YOUR INSTRUCTIONS
Each entry below should be retyped exactly as given.

[Records contained in a dataset]
________________

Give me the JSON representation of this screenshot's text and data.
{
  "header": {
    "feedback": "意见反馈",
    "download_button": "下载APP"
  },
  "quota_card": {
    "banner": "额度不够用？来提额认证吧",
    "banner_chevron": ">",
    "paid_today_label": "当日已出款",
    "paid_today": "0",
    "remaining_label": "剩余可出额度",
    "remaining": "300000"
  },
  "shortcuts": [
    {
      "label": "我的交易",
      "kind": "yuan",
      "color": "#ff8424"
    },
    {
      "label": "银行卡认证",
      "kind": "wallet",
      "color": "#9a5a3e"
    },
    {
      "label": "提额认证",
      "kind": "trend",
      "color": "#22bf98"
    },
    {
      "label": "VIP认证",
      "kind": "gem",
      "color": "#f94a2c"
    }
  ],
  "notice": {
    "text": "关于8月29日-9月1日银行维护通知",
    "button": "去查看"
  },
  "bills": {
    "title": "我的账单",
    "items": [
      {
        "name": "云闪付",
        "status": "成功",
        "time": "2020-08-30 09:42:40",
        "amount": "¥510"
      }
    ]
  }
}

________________

TASK OUTPUT
Give me the JSON representation of this screenshot's text and data.
{
  "header": {
    "feedback": "意见反馈",
    "download_button": "下载APP"
  },
  "quota_card": {
    "banner": "额度不够用？来提额认证吧",
    "banner_chevron": ">",
    "paid_today_label": "当日已出款",
    "paid_today": "0",
    "remaining_label": "剩余可出额度",
    "remaining": "300000"
  },
  "shortcuts": [
    {
      "label": "我的交易",
      "kind": "yuan",
      "color": "#ff8424"
    },
    {
      "label": "银行卡认证",
      "kind": "wallet",
      "color": "#9a5a3e"
    },
    {
      "label": "提额认证",
      "kind": "trend",
      "color": "#22bf98"
    },
    {
      "label": "VIP认证",
      "kind": "gem",
      "color": "#f94a2c"
    }
  ],
  "notice": {
    "text": "关于8月29日-9月1日银行维护通知",
    "button": "去查看"
  },
  "bills": {
    "title": "我的账单",
    "items": [
      {
        "name": "云闪付",
        "status": "成功",
        "time": "2020-08-30 09:42:40",
        "amount": "¥510"
      }
    ]
  }
}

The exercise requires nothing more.